● PROBLEM REQUIREMENTS:
Collect each line of the records containing the string "icon".

● INFORMATION GIVEN:
= Beginning of Section =
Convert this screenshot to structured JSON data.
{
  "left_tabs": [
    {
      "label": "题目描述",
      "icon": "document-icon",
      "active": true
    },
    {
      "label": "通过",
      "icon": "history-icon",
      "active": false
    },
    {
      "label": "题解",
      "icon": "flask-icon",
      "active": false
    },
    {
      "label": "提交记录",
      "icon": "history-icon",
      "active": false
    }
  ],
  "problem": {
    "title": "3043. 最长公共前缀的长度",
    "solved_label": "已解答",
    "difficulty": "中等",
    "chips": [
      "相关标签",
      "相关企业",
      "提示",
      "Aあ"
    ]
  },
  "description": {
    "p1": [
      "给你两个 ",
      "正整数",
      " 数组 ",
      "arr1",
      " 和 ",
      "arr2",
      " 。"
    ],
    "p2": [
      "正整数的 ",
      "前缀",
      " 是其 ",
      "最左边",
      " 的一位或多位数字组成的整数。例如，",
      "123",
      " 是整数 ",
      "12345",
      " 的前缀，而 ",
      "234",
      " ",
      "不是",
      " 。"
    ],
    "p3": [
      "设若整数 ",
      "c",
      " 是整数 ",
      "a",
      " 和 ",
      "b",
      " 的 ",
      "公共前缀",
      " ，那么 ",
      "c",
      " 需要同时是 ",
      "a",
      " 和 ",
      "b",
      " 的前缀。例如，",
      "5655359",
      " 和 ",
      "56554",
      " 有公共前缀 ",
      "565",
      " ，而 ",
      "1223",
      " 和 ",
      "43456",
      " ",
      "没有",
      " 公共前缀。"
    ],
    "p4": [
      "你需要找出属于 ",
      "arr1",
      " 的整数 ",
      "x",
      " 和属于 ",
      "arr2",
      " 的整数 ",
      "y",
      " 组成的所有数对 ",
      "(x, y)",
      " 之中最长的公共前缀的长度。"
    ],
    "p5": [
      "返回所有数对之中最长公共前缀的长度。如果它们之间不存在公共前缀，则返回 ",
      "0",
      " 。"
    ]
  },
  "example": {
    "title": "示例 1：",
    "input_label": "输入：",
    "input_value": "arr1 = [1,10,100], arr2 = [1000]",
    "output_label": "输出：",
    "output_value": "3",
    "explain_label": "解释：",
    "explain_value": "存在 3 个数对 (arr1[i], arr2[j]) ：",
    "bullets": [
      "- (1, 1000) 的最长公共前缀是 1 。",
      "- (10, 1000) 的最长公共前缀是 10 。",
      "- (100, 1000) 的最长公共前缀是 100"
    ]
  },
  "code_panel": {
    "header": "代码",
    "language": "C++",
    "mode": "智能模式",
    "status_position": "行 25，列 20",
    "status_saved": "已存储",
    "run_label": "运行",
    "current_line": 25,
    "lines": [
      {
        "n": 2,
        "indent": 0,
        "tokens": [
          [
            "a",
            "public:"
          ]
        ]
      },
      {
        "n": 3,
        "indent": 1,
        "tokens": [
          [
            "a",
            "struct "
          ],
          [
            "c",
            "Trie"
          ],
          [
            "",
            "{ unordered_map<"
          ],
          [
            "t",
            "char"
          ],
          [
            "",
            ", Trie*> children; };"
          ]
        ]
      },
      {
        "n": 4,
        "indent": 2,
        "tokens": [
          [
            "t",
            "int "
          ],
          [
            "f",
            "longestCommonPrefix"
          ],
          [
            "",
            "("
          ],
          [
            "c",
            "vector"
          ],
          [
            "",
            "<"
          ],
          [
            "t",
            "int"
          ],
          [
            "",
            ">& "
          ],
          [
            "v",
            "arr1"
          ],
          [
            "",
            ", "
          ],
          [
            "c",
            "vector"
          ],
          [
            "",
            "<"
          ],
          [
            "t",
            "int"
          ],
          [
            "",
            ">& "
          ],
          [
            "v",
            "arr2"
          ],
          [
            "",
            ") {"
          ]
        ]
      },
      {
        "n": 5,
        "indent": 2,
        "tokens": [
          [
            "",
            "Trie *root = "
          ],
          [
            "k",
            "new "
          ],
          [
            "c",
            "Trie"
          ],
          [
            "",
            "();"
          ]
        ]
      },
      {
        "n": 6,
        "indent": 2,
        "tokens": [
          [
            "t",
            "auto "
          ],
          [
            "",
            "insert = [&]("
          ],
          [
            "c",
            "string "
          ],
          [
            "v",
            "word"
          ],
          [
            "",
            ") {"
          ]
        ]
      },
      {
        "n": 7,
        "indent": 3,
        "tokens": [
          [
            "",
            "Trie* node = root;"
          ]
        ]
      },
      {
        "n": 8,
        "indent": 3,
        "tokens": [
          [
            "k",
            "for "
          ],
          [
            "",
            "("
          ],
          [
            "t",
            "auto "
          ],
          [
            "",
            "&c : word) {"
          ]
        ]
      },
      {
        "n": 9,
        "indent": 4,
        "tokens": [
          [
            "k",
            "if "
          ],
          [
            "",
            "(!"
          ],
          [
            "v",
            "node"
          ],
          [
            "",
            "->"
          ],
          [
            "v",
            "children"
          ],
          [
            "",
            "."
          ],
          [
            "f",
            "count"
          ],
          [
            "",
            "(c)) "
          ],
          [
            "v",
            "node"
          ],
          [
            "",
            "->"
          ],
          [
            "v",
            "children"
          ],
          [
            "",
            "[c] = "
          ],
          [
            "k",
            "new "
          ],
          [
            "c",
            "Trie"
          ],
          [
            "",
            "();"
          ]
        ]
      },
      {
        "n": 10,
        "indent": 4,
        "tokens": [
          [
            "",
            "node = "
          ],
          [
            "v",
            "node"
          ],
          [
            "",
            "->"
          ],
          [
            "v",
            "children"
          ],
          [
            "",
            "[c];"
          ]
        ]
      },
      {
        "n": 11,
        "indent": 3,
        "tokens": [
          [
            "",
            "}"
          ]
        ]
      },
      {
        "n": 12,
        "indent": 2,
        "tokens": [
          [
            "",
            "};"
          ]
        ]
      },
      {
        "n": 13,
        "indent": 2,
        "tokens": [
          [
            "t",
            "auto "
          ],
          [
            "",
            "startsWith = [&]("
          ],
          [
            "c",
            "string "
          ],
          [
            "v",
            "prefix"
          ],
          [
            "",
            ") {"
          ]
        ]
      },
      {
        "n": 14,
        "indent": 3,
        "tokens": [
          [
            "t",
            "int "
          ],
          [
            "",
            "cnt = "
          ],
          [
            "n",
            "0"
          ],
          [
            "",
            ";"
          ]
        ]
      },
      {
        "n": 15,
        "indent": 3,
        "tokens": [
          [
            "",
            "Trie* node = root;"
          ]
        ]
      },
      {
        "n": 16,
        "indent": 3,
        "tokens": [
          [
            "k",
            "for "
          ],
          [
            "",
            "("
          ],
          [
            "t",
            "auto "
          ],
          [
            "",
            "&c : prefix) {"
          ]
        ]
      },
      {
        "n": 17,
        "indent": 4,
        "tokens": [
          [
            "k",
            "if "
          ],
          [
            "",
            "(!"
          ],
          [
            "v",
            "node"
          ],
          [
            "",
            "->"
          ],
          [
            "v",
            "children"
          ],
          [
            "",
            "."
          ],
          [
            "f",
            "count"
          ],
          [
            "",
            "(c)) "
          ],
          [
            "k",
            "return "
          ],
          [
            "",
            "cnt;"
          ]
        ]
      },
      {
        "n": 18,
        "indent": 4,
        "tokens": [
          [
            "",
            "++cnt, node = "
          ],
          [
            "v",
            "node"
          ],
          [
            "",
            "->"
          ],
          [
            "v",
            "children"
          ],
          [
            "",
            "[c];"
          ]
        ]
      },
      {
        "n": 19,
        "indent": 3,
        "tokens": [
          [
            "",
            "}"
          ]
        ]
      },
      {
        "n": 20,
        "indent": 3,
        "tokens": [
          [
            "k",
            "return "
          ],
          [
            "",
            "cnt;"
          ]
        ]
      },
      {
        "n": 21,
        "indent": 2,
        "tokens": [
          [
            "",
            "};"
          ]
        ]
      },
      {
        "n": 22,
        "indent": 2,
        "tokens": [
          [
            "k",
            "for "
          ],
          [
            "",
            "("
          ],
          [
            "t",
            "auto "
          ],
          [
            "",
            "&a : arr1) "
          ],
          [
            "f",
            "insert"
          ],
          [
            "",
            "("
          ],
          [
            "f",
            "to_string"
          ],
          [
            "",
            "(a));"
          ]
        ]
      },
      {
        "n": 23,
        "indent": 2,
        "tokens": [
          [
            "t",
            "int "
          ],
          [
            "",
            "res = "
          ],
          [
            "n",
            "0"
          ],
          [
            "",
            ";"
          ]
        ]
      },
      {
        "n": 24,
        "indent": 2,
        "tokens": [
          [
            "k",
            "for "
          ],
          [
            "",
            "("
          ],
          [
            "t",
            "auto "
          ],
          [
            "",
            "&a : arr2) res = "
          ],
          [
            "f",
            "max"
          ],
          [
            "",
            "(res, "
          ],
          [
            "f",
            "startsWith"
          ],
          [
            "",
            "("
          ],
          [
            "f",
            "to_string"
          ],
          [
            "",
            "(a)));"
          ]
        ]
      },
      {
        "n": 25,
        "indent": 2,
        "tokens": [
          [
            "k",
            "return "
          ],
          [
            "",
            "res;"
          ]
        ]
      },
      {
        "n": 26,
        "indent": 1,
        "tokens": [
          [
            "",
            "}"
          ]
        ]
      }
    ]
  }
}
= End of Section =
● ANSWER BOX:
      "icon": "document-icon",
      "icon": "history-icon",
      "icon": "flask-icon",
      "icon": "history-icon",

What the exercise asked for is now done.